Over the weekend we got news of the government's New Year job creation programme:
"Gordon Brown today unveils ambitious plans for a 1930s American-style programme of public works to ease the pain of recession by creating up to 100,000 jobs.
School repairs, new rail links, hospital projects and plans to usher in a new digital age by investing in superfast broadband will be used to keep unemployment down. The plans will also be used to tackle climate change, by means of investments in eco-friendly projects such as electric cars and wind and wave power that would also create jobs.
His promise to use public money not only to create short-term jobs, but also to build a low-carbon economy for the future, will be seen as a modern reworking of Roosevelt's New Deal - a massive programme of public works, such as dams and roads, to help America recover from the Great Depression."
A new New Deal? 100,000 new jobs?
To start with, where's the money coming from? It's presumably not the cash already announced in the Pre-Budget Statement just before Christmas, because that only amounted to £3bn capital spending temporarily brought forward from 2010-11. Besides, it would be extraordinarily mendacious to re-announce something we already knew about - only the most cynical con man would pull a stunt like that.
So what money is it?
Yet more borrowing?
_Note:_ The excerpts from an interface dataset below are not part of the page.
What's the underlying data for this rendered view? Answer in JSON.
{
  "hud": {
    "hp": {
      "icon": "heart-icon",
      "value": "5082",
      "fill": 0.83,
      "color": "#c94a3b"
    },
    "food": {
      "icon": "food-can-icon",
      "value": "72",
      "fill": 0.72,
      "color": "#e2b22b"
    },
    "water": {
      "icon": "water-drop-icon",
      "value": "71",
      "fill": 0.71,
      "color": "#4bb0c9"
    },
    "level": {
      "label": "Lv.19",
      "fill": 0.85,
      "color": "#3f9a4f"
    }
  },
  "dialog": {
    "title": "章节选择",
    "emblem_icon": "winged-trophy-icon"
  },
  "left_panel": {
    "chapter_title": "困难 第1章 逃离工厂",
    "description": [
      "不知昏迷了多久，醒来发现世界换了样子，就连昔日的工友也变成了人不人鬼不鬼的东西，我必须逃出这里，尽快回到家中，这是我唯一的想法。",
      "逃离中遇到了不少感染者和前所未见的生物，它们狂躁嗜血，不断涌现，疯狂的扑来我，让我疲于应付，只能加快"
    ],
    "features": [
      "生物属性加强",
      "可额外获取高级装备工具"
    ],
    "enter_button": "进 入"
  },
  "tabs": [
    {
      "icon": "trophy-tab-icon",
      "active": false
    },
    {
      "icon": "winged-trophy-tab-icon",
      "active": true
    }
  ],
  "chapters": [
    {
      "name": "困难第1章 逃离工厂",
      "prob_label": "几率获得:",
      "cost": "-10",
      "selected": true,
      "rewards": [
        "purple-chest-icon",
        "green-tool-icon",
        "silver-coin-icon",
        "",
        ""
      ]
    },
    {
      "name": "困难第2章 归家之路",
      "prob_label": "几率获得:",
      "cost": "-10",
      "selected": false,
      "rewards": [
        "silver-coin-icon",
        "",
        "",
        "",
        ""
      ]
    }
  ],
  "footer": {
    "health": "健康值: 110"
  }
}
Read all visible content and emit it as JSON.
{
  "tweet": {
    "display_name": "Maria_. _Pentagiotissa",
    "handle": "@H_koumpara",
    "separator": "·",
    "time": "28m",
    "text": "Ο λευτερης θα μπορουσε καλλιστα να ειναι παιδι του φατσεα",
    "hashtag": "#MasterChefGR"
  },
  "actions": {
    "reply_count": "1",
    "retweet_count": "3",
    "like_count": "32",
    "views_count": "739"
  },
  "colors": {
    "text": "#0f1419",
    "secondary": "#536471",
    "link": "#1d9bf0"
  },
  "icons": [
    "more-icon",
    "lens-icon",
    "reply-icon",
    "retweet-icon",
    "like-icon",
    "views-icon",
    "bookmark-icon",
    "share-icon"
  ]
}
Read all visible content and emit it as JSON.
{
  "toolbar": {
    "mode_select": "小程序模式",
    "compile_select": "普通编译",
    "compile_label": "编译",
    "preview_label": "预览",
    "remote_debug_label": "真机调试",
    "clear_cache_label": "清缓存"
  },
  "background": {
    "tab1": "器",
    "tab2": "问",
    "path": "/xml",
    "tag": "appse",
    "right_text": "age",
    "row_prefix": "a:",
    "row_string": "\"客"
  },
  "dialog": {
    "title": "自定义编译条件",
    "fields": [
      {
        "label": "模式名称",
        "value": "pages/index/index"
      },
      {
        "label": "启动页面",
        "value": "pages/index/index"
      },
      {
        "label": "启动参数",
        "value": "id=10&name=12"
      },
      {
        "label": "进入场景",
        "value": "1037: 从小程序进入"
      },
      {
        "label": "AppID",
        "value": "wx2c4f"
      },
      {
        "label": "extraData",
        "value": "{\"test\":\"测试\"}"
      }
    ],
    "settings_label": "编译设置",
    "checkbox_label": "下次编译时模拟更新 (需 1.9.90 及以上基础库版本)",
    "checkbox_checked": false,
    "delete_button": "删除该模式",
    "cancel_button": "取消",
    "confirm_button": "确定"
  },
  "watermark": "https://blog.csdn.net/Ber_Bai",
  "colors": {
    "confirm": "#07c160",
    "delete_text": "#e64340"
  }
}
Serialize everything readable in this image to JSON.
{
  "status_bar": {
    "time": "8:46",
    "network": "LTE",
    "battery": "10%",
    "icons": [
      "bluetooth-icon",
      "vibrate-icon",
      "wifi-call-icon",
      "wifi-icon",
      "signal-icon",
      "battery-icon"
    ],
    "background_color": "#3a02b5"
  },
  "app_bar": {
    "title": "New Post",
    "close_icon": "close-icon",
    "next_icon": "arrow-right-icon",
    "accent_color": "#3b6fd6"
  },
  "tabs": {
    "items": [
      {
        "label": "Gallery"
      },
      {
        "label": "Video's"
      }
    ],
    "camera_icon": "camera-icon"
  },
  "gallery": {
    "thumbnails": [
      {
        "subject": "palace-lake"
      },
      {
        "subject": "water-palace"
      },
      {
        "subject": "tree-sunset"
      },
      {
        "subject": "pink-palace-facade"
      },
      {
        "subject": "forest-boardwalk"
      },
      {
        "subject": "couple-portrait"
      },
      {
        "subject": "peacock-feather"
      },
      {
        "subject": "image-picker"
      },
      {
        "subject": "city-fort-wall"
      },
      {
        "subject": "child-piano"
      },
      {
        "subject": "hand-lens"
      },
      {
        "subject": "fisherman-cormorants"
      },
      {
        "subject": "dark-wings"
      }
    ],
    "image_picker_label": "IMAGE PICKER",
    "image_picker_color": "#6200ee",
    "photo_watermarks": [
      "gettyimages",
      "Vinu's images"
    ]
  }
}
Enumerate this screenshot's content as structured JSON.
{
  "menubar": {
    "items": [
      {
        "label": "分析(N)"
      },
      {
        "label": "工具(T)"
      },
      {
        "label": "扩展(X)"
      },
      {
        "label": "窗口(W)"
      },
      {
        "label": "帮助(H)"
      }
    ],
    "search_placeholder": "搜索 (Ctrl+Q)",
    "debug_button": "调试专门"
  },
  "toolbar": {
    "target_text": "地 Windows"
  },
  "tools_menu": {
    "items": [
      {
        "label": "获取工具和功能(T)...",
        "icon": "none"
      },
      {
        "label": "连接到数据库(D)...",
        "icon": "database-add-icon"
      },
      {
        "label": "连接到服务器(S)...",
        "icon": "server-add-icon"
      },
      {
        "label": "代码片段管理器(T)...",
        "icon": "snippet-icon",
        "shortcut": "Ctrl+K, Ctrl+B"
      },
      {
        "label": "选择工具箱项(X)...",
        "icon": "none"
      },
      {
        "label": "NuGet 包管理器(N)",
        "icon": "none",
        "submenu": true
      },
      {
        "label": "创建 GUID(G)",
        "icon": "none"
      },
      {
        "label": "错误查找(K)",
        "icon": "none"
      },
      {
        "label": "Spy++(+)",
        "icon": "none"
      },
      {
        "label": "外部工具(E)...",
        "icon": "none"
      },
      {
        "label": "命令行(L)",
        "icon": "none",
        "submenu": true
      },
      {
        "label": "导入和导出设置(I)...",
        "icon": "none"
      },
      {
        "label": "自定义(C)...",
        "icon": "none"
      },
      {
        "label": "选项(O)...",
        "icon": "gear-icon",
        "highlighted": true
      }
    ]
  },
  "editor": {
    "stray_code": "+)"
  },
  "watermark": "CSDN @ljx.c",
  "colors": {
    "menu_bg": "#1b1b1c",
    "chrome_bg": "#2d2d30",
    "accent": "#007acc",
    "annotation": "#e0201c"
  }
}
But Brown's reckless government is already borrowing more than that of any other major economy, and is well on track to borrow more than any peacetime government in our entire history.
And how much spending would it actually take to create 100,000 new jobs?
Brown gave no hint that he'd even thought about that, but we can make some estimates. If the jobs were all directly in the public sector, they would cost us £3-4bn pa (equals 100,000 times £30-40,000 pa, being the average employment cost of a full-time public sector worker).
But these people are apparently to be employed in grandiose public works projects, including tech-intensive high speed rail, superfast broadband, and low-carbon energy. That would cost a lot more, not least because we'd have to import virtually all the kit and technology from abroad. We could easily be looking at another £5-10bn.
What's that? It's "investment", and there'd be a pay-off?
Don't be daft - there never has been before (see this blog).
And do we want a new New Deal anyway? Roosevelt's famous New Deal projects may have made for great newsreel footage, but they could never absorb all America's millions of unemployed. Moreover, far from being "pump priming", many economists now believe their huge cost burden may have actually delayed a self-sustaining recovery.
The fact is that despite all the money Roosevelt spent, and all the regulation he enacted, the US economy still didn't get back to 1929's level until WW2 came along. Indeed, in 1939 his own Treasury Secretary, Henry Morgenthau - a man who had been in the very cockpit of the New Deal throughout- wrote this damning assessment:
"We have tried spending money. We are spending more than we have ever spent before and it does not work. And I have just one interest, and now if I am wrong somebody else can have my job. I want to see this country prosper. I want to see people get a job. I want to see people get enough to eat. We have never made good on our promises. I say after eight years of this administration, we have just as much unemployment as when we started. And enormous debt to boot."
Brown's New Year package is deeply unconvincing. And to the extent that it's more than yet another reannouncement of spending already planned, taxpayers should be concerned. Our public finances simply cannot support a further splurge on half-baked programmes like this.
PS As we've blogged many times, our current predicament is all horribly reminiscent of the 1970s. Back then, even though the economy was propped up on four piles of bricks, Callaghan used to bang on about leap-frogging us forward into a technomarvellous future by "investing" taxpayers' cash in chips (eg see this blog). Not to mention this little job-creating lunacy (cost us £100m, around £1bn today):